ARC Control Driver Information

IMPORTANT: Using an improper driver can cause problems that are not immediately apparent! If you are not the application provider (OEM), you should consult with your application provider to find out which driver is appropriate for your use. Our drivers should only be used if specifically required for driver support — either as a tool for software engineers or if directed by an application provider. Using our drivers when unnecessary can lead to a driver conflict that could be difficult to resolve! Please read the information below.

Most of our downloadable drivers for ARCNET Network Interface Modules (NIMs) consist of several files compressed into one self-extracting ZIP file.
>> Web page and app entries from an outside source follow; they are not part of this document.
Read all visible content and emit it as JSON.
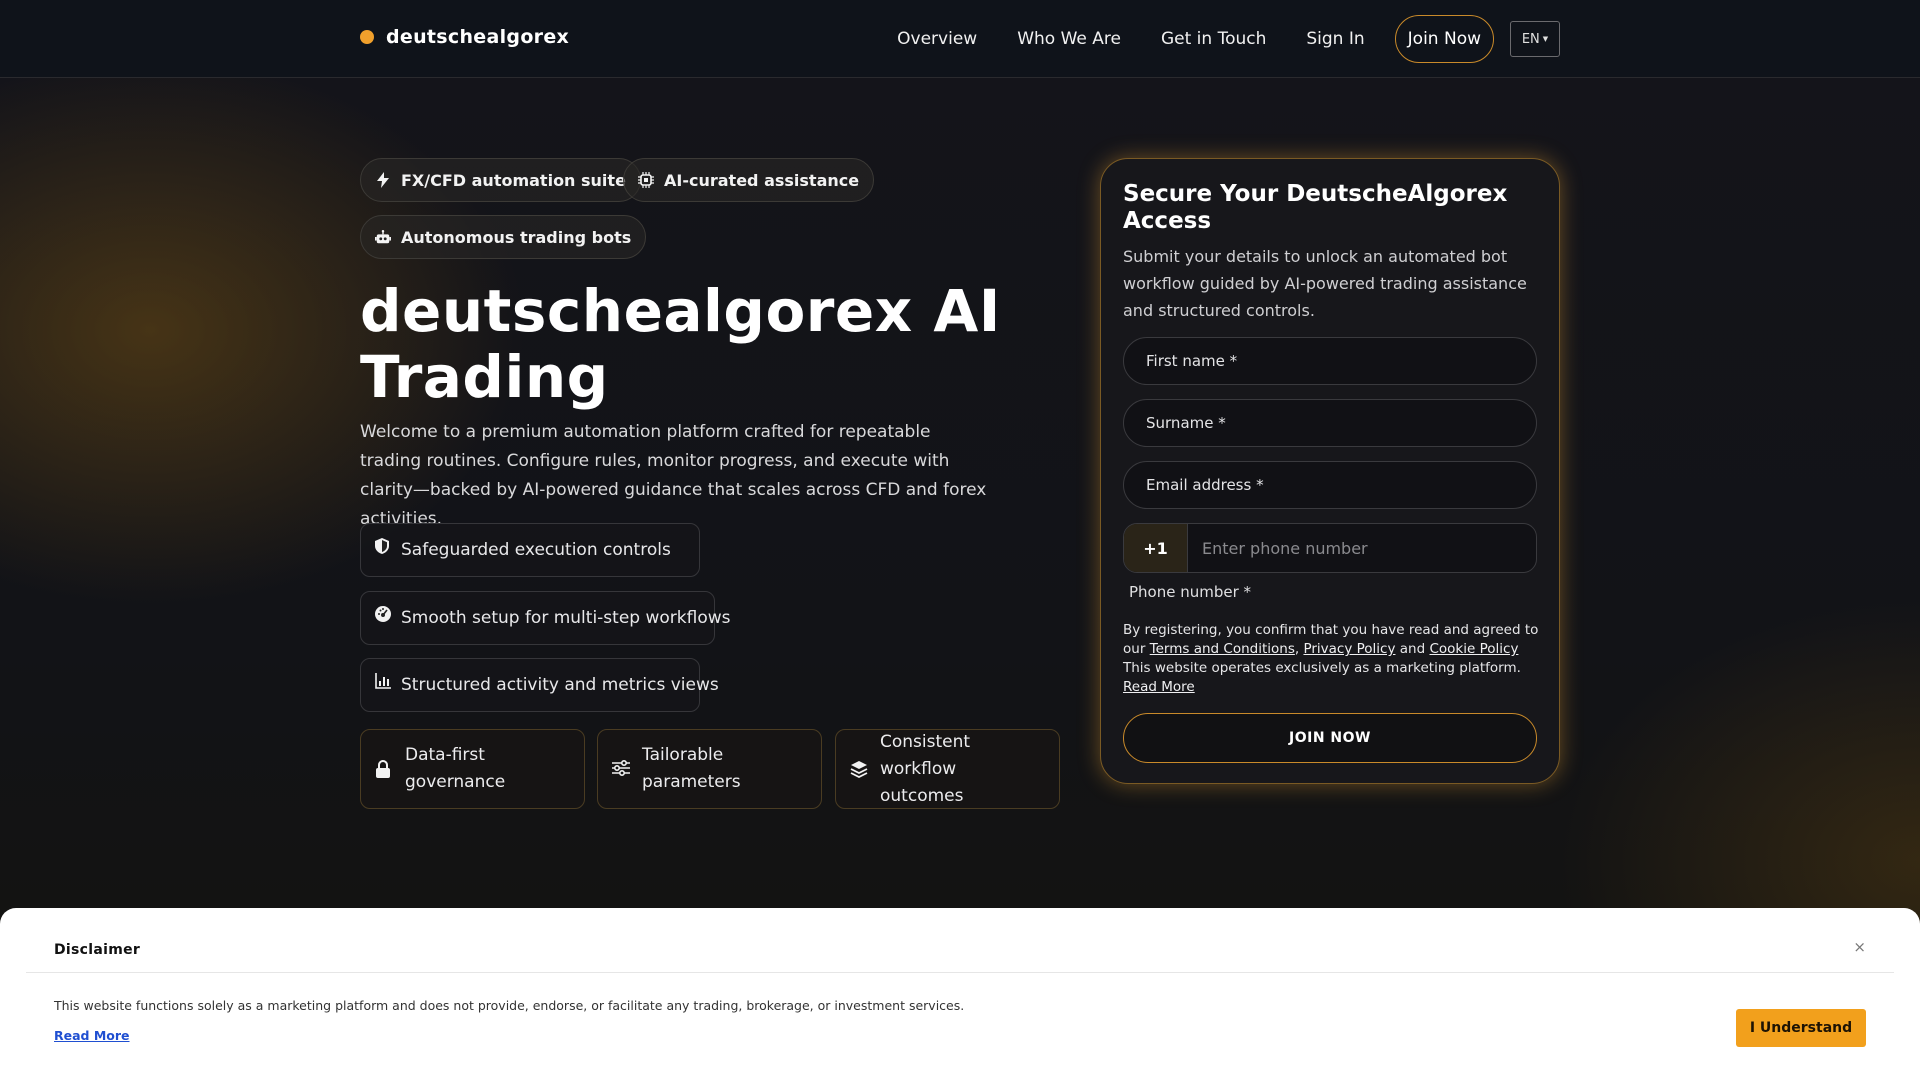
{
  "header": {
    "brand": "deutschealgorex",
    "nav": [
      "Overview",
      "Who We Are",
      "Get in Touch",
      "Sign In"
    ],
    "join_label": "Join Now",
    "language": "EN"
  },
  "hero": {
    "chips": [
      "FX/CFD automation suite",
      "AI-curated assistance",
      "Autonomous trading bots"
    ],
    "title": "deutschealgorex AI Trading",
    "description": "Welcome to a premium automation platform crafted for repeatable trading routines. Configure rules, monitor progress, and execute with clarity—backed by AI-powered guidance that scales across CFD and forex activities.",
    "features": [
      "Safeguarded execution controls",
      "Smooth setup for multi-step workflows",
      "Structured activity and metrics views"
    ],
    "cards": [
      "Data-first governance",
      "Tailorable parameters",
      "Consistent workflow outcomes"
    ]
  },
  "form": {
    "title": "Secure Your DeutscheAlgorex Access",
    "subtitle": "Submit your details to unlock an automated bot workflow guided by AI-powered trading assistance and structured controls.",
    "first_name": "First name *",
    "surname": "Surname *",
    "email": "Email address *",
    "phone_code": "+1",
    "phone_placeholder": "Enter phone number",
    "phone_label": "Phone number *",
    "consent_prefix": "By registering, you confirm that you have read and agreed to our",
    "terms": "Terms and Conditions",
    "privacy": "Privacy Policy",
    "and": "and",
    "cookie": "Cookie Policy",
    "consent_suffix": "This website operates exclusively as a marketing platform.",
    "read_more": "Read More",
    "submit": "JOIN NOW"
  },
  "disclaimer": {
    "title": "Disclaimer",
    "close": "×",
    "text": "This website functions solely as a marketing platform and does not provide, endorse, or facilitate any trading, brokerage, or investment services.",
    "read_more": "Read More",
    "button": "I Understand"
  },
  "colors": {
    "accent": "#f2a01c",
    "background": "#0e1117",
    "card_border": "#7a5a24"
  }
}
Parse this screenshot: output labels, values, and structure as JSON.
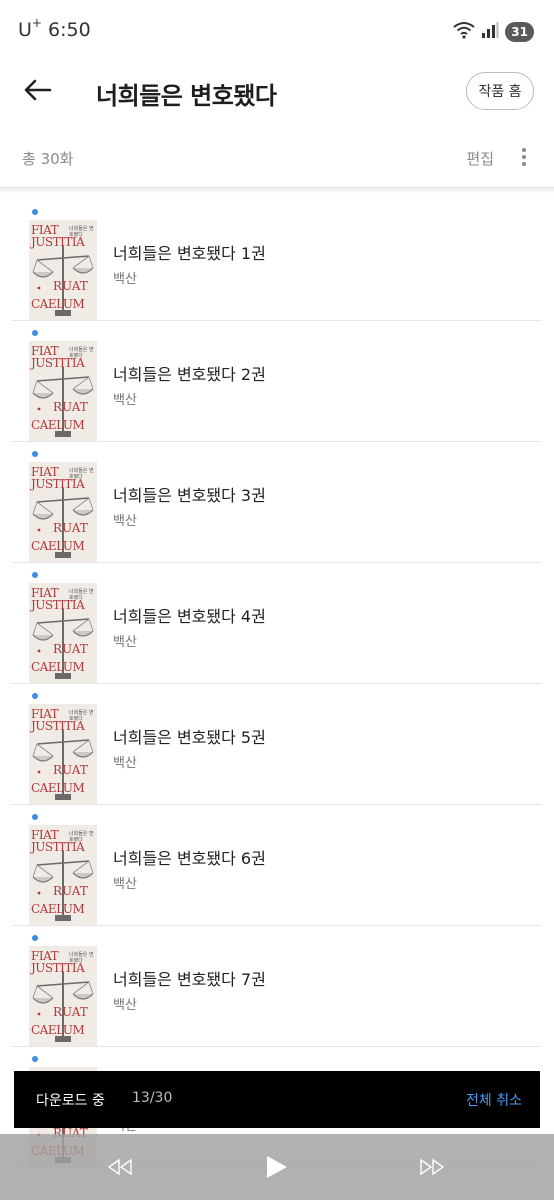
{
  "status_bar": {
    "carrier": "U",
    "carrier_sup": "+",
    "time": "6:50",
    "battery": "31",
    "icons": [
      "wifi-icon",
      "signal-icon",
      "battery-icon"
    ]
  },
  "header": {
    "title": "너희들은 변호됐다",
    "home_button": "작품 홈",
    "back_icon": "back-arrow-icon"
  },
  "toolbar": {
    "total_count": "총 30화",
    "edit_label": "편집",
    "more_icon": "more-vertical-icon"
  },
  "episodes": [
    {
      "title": "너희들은 변호됐다 1권",
      "author": "백산"
    },
    {
      "title": "너희들은 변호됐다 2권",
      "author": "백산"
    },
    {
      "title": "너희들은 변호됐다 3권",
      "author": "백산"
    },
    {
      "title": "너희들은 변호됐다 4권",
      "author": "백산"
    },
    {
      "title": "너희들은 변호됐다 5권",
      "author": "백산"
    },
    {
      "title": "너희들은 변호됐다 6권",
      "author": "백산"
    },
    {
      "title": "너희들은 변호됐다 7권",
      "author": "백산"
    },
    {
      "title": "",
      "author": "백산"
    }
  ],
  "cover": {
    "line1": "FIAT",
    "line2": "JUSTITIA",
    "line3": "RUAT",
    "line4": "CAELUM",
    "subtitle": "너희들은 변호됐다"
  },
  "download": {
    "label": "다운로드 중",
    "progress": "13/30",
    "cancel_label": "전체 취소"
  },
  "player": {
    "icons": [
      "rewind-icon",
      "play-icon",
      "fast-forward-icon"
    ]
  },
  "colors": {
    "accent": "#3a8ee6",
    "cancel": "#4a9cf2",
    "cover_text": "#b23a3a"
  }
}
Several types of drivers are available for download, each with specific characteristics. Various factors determine which type is needed in a particular situation.

Our Technical Notes provide detailed driver information beyond the following brief remarks that should be read before choosing an option.

This is essentially a packet driver – allowing communication by raw packets having no protocol encapsulation. Each null-stack driver ZIP file includes a programmer guide and sample Windows application written in C. In Windows 95/98/ME, the enabler must be installed before the null-stack driver is used. In Windows 2000 and Windows XP, Device Manager will not list the null-stack driver as a network adapter, but as a multipurpose adapter with a gray diamond icon.

NDIS (Network Driver Interface Specification)
An NDIS driver allows a single network interface module (NIM) to support multiple network protocols and normally requires the use of a standard protocol such as TCP/IP or IPX/SPX. When the NDIS driver is properly installed, Windows Device Manager will list it as a network adapter with the standard icon.

Enabler (Only for use with Windows 95/98/ME)
An enabler is not truly a communications driver. It is a simple driver which allows Windows 95/98/ME to allocate resources to a NIM. After resources are assigned, further driver functionality must be provided by other software, typically supplied by the application provider. As with the Null-Stack driver, Device Manager will not list the enabler as a network adapter, but as a multipurpose adapter with the gray diamond icon.

Note: The enabler allows a DOS or 16-bit-mode driver to communicate with the COM20020/22 located on our cards — but for a PCI20 which is sharing an interrupt with another device, the application or driver could have problems when interrupts occur.

ODI (Open Data-Link Interface)
Although mostly for Novell systems, ODI drivers work with various versions of Windows and allow the protocol stack to be separate from the actual NIM driver. Most ODI drivers run in Real Mode whereas NDIS 3.0 and greater drivers run in Enhanced or Protected Mode. Thus, an ODI driver is usually limited to use with Win95/98/ME or DOS. As with the NDIS driver, Device Manager will list an ODI driver as a network adapter with the standard icon.